What blue ash looks like

Size and shape

  • Reaches 20 metres high.
  • Trunk up to 25 centimetres in diameter.


  • Green leaves with 5 to 11 coarsely toothed leaflets (8 to 14 centimetres) on a central stalk.


  • Grey and shaggy.
  • Breaks into irregular, scaly plates with age.


  • Light green to purple.
  • Grow in loose clusters.
  • Bloom in mid-spring as leaves emerge.


  • Winged keys are light green and hairless when immature.
  • Become tan to brown in fall when mature.

Where blue ash is found

Blue ash is an at risk species. Blue ash is confined to small patches north of Lake Erie and on the floodplains of the Thames and St. Clair rivers in Southwestern Ontario.

Find out what we are doing to protect blue ash by reading the recovery strategy.

What you need to know to grow blue ash

  • Moisture: grows best in moist, well-drained soils.
  • Soil: grows best in alkaline sandy loam but tolerates any soil acidity.
  • Shade: grows best in full sun.
  • Cautions:
    • Emerald ash borer: an invasive insect that feeds on and kills ash trees. Signs of infection include wilted or yellow foliage, “D” shaped exit holes on tree bark and “S” shaped tunnels under the bark. Control measures for emerald ash borer include insecticide injections and restricting transport of infected ash supplies such as firewood.

Benefits and uses of blue ash

Wildlife benefits

Blue ash seeds are food for many mammals and birds, including:
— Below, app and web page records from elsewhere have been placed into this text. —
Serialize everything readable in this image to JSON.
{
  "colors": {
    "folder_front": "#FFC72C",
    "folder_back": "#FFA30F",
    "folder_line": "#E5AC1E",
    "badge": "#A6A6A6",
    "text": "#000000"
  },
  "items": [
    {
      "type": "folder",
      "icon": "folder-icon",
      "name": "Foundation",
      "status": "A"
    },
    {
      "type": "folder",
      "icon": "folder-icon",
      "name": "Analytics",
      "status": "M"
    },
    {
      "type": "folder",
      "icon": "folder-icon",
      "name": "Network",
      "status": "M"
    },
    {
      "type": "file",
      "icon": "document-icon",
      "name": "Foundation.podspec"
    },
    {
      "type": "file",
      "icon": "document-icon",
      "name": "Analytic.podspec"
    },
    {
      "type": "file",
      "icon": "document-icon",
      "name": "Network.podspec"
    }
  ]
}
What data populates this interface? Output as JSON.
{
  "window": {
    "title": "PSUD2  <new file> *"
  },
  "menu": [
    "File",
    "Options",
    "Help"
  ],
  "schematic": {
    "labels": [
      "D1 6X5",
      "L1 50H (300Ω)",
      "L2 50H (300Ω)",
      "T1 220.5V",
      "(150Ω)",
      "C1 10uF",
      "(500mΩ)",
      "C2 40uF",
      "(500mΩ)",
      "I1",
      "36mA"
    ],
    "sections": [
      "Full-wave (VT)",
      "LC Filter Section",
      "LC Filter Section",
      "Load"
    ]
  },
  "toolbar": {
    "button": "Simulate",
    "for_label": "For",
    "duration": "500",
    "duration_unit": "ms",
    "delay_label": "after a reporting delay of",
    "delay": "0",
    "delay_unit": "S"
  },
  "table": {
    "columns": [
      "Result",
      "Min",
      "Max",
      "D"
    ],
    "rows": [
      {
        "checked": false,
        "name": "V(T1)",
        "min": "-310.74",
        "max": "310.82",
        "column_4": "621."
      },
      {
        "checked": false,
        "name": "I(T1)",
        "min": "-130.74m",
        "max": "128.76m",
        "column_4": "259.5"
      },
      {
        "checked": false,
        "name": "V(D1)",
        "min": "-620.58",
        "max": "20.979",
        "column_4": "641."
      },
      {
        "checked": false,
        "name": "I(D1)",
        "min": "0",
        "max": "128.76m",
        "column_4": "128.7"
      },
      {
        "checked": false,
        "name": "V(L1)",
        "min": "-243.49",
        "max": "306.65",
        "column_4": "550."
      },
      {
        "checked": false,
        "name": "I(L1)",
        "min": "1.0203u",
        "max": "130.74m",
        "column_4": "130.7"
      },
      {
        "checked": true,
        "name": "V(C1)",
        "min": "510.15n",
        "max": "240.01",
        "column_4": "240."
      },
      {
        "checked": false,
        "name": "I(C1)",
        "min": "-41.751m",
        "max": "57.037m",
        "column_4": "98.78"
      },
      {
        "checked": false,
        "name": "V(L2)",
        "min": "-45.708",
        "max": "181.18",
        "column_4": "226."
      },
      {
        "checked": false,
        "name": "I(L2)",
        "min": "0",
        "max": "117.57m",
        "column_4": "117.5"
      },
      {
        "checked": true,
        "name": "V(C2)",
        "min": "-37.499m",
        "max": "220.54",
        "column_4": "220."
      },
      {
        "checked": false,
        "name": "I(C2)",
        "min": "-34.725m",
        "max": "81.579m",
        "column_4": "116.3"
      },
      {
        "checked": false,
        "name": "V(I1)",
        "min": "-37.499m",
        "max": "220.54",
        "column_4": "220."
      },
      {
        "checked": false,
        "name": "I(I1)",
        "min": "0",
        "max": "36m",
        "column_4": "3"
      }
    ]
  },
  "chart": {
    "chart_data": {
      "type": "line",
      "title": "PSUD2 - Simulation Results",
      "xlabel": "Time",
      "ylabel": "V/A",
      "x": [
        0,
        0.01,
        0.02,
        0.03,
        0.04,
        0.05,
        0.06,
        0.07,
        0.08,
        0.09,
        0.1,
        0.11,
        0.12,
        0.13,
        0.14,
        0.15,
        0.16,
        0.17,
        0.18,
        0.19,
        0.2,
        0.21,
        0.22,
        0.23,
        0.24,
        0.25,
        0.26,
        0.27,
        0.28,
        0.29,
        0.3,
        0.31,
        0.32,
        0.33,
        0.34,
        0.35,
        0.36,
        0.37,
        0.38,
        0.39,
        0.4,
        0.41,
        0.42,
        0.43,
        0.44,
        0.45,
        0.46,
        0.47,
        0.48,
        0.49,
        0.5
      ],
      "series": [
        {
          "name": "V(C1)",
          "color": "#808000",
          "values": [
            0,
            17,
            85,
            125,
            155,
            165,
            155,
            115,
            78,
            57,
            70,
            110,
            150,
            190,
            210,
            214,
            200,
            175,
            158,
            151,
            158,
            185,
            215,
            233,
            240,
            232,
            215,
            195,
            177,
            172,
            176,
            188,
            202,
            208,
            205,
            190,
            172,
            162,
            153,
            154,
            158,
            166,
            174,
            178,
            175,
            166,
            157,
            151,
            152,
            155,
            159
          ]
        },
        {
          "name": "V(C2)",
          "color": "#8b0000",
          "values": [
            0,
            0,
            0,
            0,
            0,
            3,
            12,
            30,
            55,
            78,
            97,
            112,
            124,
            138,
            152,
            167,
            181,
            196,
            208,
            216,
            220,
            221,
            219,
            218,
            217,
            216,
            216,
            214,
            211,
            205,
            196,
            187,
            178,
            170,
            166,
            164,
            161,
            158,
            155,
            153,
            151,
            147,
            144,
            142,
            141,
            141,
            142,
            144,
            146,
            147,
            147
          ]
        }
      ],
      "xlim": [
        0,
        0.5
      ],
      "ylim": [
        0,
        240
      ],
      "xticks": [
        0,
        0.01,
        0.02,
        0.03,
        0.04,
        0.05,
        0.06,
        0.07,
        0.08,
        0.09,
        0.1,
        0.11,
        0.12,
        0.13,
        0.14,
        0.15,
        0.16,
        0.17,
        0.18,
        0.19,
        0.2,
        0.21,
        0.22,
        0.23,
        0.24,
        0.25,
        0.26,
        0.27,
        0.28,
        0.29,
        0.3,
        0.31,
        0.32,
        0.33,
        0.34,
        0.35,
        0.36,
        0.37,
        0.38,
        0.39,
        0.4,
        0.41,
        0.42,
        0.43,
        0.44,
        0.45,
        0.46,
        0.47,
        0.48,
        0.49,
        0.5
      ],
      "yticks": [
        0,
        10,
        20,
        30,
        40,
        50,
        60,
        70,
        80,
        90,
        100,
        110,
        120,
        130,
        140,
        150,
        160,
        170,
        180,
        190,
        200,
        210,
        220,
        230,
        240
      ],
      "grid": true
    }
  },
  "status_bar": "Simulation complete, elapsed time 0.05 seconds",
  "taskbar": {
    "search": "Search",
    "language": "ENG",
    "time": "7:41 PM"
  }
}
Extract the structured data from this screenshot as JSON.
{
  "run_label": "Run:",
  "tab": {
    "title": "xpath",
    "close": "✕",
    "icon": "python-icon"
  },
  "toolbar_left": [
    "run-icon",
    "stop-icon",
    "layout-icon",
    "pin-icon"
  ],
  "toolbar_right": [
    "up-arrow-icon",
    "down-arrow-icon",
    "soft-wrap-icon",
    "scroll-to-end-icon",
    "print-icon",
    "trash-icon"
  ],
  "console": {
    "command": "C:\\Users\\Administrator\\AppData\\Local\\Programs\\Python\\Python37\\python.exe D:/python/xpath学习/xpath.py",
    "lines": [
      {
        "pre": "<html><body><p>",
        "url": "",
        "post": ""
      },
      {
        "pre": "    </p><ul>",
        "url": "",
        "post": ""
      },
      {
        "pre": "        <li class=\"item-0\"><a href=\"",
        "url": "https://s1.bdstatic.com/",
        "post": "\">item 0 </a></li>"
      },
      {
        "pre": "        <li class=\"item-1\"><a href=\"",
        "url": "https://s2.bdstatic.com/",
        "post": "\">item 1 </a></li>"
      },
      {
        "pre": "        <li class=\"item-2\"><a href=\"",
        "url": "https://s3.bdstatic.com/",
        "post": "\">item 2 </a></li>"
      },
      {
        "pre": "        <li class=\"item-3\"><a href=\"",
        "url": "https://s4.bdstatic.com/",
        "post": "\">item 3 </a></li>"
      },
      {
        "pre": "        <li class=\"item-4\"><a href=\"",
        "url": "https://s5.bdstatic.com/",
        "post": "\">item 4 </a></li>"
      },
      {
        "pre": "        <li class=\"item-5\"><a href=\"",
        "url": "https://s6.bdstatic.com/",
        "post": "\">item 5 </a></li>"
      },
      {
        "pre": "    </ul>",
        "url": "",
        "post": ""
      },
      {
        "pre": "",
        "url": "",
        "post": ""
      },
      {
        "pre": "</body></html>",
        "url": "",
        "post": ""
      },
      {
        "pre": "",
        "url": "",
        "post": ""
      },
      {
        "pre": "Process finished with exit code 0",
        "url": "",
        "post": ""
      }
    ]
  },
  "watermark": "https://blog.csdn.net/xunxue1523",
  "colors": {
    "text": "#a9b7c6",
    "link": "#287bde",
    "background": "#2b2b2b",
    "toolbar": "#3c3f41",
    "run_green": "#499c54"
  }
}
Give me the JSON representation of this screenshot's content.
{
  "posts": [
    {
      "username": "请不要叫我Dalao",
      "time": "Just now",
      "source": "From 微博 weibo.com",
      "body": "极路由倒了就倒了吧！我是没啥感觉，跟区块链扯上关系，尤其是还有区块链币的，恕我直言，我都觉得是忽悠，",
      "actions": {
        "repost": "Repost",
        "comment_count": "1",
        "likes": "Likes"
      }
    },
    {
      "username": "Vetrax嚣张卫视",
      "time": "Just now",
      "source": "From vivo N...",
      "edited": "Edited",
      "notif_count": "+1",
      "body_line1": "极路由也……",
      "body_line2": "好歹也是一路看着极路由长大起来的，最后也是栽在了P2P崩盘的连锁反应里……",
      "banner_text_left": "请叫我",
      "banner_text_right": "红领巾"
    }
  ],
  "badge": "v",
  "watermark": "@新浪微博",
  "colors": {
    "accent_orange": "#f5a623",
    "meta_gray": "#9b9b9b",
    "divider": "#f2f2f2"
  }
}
  • wood ducks
  • wild turkeys
  • beavers
  • squirrels

Blue ash trees also provide browse for white-tailed deer.

Commercial uses

Blue ash is a hardwood that can be used to produce:

  • flooring
  • boxes and crates
  • baseball bats
  • tool handles

Fun facts about blue ash

  • When exposed, the inner bark of blue ash turns blue, which is where it gets its name.
  • Blue ash is easily distinguished from other ash trees by its four-angled twigs.
  • Blue ash can live up to 150 years.